Solving the problem of indoor localization

Technical Pride: Solving the problem of indoor localization  


In this article, we dive into the achievements of our researchers. This time, we tackle the topic of ultra-wideband pulse and ultra-wideband pulse-based ranging; a topic for which Chris Marshall, member of the technical staff at imec the Netherlands, received an award during imec’s Intellectual Property Day 2023. 


Time of Arrival (ToA)  

From keyless entry solutions for vehicles to asset tracking in warehouses or factories: measuring the location of devices is becoming increasingly important in modern life. We use GPS every day, and it’s marvellous, but the satellite signals are too weak for it to work indoors. For indoor and Internet of Things applications we use the emerging wireless technologies of Bluetooth and Ultra-Wide Band (UWB) short range radio. But it is still a challenge to measure the so-called Time of Arrival (ToA) very accurately. “That is the heart of what we are doing”, Chris says.

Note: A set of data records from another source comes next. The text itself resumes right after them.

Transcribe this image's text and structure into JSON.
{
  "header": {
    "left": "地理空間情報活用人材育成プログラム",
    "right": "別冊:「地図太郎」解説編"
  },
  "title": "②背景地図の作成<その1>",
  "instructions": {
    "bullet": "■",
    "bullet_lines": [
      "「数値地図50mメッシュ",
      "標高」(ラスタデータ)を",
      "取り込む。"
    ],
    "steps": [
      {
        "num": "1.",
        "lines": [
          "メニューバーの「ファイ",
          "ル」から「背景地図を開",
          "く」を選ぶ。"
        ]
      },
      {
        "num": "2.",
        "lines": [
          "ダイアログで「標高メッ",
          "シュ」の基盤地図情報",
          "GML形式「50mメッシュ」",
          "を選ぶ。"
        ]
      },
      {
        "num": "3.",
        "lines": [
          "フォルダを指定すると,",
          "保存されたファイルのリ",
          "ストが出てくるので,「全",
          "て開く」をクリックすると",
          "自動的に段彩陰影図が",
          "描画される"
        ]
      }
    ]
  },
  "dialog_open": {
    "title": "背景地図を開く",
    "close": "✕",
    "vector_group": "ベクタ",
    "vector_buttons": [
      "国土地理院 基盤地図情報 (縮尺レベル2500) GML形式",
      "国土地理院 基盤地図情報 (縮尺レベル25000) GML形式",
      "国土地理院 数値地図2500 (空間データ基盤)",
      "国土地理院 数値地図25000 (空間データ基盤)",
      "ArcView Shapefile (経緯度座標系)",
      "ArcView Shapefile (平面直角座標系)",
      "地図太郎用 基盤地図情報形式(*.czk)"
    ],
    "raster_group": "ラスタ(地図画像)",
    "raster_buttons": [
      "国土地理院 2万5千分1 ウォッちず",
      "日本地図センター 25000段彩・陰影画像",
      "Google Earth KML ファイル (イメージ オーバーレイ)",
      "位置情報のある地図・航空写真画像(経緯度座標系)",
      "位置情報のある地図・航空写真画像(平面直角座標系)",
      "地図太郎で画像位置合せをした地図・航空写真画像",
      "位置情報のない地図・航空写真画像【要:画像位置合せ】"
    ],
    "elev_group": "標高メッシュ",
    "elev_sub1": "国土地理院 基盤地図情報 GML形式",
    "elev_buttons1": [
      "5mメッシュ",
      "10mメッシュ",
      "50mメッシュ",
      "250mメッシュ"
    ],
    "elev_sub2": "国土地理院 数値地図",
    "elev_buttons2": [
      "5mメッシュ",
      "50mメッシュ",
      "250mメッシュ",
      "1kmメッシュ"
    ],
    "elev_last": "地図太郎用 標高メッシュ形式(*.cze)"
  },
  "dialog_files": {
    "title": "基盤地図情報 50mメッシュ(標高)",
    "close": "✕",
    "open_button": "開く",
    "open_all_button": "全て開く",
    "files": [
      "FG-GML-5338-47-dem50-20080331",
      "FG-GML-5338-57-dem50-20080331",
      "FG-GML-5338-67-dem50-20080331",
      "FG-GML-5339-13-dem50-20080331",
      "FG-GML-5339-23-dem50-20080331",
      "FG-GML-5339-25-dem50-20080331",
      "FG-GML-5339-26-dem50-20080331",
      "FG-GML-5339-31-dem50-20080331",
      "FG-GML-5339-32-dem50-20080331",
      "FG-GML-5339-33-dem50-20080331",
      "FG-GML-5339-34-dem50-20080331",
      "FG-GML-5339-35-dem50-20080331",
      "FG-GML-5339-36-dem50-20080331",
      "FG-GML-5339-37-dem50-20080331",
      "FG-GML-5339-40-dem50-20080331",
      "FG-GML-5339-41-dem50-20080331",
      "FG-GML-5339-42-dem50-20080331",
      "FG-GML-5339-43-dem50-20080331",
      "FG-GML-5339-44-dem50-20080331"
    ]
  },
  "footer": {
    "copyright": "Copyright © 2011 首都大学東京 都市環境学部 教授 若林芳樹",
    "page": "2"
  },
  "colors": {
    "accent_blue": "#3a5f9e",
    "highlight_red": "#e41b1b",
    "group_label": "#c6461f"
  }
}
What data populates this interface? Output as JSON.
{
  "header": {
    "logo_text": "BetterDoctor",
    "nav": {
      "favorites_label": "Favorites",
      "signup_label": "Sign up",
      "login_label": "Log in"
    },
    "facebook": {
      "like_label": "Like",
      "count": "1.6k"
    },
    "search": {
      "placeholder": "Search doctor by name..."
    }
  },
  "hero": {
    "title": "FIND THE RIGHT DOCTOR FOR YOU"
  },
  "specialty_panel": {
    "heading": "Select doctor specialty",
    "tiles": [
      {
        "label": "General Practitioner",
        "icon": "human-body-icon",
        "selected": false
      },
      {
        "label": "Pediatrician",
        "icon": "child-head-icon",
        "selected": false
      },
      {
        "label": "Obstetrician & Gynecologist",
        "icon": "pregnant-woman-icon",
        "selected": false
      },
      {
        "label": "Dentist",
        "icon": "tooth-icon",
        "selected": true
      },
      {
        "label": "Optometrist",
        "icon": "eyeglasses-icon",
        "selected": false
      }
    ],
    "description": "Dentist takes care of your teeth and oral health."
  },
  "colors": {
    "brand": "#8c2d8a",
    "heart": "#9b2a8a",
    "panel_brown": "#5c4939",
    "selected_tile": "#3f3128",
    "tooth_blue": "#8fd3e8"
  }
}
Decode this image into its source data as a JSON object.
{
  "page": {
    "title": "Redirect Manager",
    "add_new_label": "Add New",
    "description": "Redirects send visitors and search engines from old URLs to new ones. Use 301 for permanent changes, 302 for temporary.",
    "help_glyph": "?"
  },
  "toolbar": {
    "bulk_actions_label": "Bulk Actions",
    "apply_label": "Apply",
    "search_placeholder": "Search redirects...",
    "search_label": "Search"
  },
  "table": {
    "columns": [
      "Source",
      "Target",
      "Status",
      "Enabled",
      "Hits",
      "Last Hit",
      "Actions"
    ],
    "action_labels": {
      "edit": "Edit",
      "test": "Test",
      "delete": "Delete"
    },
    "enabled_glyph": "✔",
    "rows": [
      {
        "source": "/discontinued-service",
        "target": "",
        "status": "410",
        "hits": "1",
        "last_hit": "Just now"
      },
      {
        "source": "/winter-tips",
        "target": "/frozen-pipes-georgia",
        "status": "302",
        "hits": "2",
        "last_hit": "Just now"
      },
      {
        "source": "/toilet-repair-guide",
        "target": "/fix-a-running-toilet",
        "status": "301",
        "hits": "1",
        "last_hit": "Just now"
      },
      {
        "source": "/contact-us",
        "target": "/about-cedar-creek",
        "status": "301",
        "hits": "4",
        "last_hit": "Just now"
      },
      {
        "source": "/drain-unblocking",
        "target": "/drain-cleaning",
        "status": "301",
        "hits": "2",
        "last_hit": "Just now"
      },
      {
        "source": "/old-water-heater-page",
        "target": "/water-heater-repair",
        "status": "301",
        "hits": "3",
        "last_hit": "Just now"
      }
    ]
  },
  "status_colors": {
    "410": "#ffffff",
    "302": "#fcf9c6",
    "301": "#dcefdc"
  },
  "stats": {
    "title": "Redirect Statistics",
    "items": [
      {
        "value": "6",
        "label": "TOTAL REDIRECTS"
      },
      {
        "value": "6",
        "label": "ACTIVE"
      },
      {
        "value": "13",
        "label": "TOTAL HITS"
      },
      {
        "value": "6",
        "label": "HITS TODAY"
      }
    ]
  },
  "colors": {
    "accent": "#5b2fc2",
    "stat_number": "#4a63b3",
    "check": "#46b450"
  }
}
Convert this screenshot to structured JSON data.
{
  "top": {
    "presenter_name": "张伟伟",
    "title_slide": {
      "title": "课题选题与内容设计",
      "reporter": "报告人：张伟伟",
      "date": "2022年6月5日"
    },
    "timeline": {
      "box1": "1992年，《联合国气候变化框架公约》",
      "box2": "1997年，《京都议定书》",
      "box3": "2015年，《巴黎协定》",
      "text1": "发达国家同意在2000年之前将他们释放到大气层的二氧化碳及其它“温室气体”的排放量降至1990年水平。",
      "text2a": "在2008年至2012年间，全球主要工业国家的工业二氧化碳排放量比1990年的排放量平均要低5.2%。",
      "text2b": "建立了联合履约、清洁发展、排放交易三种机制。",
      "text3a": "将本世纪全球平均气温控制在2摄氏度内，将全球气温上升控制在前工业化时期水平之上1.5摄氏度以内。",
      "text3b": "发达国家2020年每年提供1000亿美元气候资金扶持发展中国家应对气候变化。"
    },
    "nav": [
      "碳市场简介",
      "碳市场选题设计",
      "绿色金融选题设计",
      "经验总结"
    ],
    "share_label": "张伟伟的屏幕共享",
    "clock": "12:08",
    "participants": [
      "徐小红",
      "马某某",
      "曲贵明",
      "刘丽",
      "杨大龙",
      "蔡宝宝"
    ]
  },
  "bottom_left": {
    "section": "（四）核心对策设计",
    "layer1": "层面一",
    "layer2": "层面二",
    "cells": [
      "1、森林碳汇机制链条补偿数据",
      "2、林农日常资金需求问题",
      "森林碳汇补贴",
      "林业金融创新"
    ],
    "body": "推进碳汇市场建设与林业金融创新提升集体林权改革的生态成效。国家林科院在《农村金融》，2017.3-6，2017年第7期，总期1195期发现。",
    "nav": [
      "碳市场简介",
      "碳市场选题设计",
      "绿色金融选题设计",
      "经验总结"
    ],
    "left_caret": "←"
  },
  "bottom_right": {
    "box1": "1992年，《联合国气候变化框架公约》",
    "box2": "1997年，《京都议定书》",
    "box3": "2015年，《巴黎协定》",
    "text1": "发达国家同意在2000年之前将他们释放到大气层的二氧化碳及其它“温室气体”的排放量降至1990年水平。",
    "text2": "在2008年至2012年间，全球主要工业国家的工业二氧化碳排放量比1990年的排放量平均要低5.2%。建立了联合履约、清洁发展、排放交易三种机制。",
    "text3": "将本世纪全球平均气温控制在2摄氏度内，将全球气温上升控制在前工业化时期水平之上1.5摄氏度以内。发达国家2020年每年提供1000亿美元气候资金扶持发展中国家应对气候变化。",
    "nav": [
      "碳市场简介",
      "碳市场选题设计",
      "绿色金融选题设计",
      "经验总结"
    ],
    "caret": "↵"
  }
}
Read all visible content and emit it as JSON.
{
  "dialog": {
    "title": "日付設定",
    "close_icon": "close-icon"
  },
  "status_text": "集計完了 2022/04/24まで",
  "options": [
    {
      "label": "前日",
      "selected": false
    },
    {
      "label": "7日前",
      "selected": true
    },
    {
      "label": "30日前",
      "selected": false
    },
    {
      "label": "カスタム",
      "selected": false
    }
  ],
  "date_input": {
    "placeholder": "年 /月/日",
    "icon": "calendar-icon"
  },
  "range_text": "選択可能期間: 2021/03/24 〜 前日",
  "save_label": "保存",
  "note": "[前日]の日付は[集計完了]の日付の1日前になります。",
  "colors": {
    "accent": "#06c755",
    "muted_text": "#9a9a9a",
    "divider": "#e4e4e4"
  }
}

“We find that the leading edge of a transmitted pulse shape plays a particularly important role in the estimation of the ToA of the pulse by a receiver. For example, in the case of secure access to your car there is not only the direct signal which goes from your tag to the car: it also bounces off the ground, ceiling or walls. Not only do you need to measure the direct path ToA, but it is also crucial to prevent confusion caused by these other, reflected and scattered multipath signals.”  


“To do so, we want to sharpen the first pulse – making its leading edge as sharp as possible, because the sharper that is, the more precisely we can measure it. Our application improves the precision with which we can measure the pulse’s ToA, which in turn will improve the accuracy with which applications can measure the range between devices.”


All good fun

Chris loves to discover new things. “Development for me is continuously moving forward. Stretching the existing into something new. I believe uncertainty is a good thing, it creates opportunity. Uncertainty is often thought to be a problem because it has risks associated with it. The trick in development is creating new opportunities while managing the risks. I believe you need to embrace uncertainties, otherwise we would never move forward, which none of us wants, particularly here at imec.”


Creating things for humanity that we can do now, which we couldn’t do before is what drives Chris. He brings in a lot of experience and knowledge as he was involved in the very early stages of turning radios into integrated circuits, the start of digital radio in its forms nowadays, like paging receivers and GSM cellular phones. He joined Philips in 1980 after graduating from Cambridge University (Natural and Electrical Sciences). While working at Philips, he also obtained a PhD at Imperial College, London.  


“I was with Philips Research, and we did all sorts of wonderful things. It all started with developing pocket pagers for doctors, based on new (direct conversion) radio concepts that could be integrated onto a single chip, including the channel filtering, with minimum external components. All good fun!” Chris also worked for NXP, its spin-out Geotate, and the Swiss company u-blox. In 2021, he got the opportunity to move once more to continental Europe, coming to Eindhoven to work at imec at Holst Centre.




“At imec I try to bring together the different aspects of what you can do with all this technology. How can we feed new features into the circuits and software, allowing us to make exciting new things? How can we sense wireless signals, and find good solutions to the unsolved, difficult but invaluable problem of indoor positioning? I like to juggle concepts to fit them together. It is a bit like learning a new language. You are reading this strange stream of words which don’t make sense. It is a matter of juggling the meanings - and using the context - of the words to understand what is happening. I enjoy it.” 


Nevertheless, Chris readily admits that his wife speaks better Dutch than he does. “She is a member of two instrumental groups, she plays the clarinet, and she is the secretary at an English Bowls Club here in Eindhoven (English bowls, a sport also known as lawn bowls or lawn bowling, red.). I’m in the process of joining the local chess club”, he adds with a playful wink.


Besides Chris, the inventors in this patent application were Erwin Allebes, Elbert Bechtum and Minyoung Song. 


The generation of such a pulse shape involves some innovative circuitry and is described in a paper on imec’s latest UWB transceiver by Minyoung Song and the team, presented at the 2023 VLSI conference. A paper on the pulse shape itself has been written by Erwin Allebes, Alireza Sheikh, Minyoung Song, Mohieddine El Soussi, Nick Winkel, and Chris Marshall, and has been presented at the Indoor Positioning and Indoor Navigation conference in September 2023.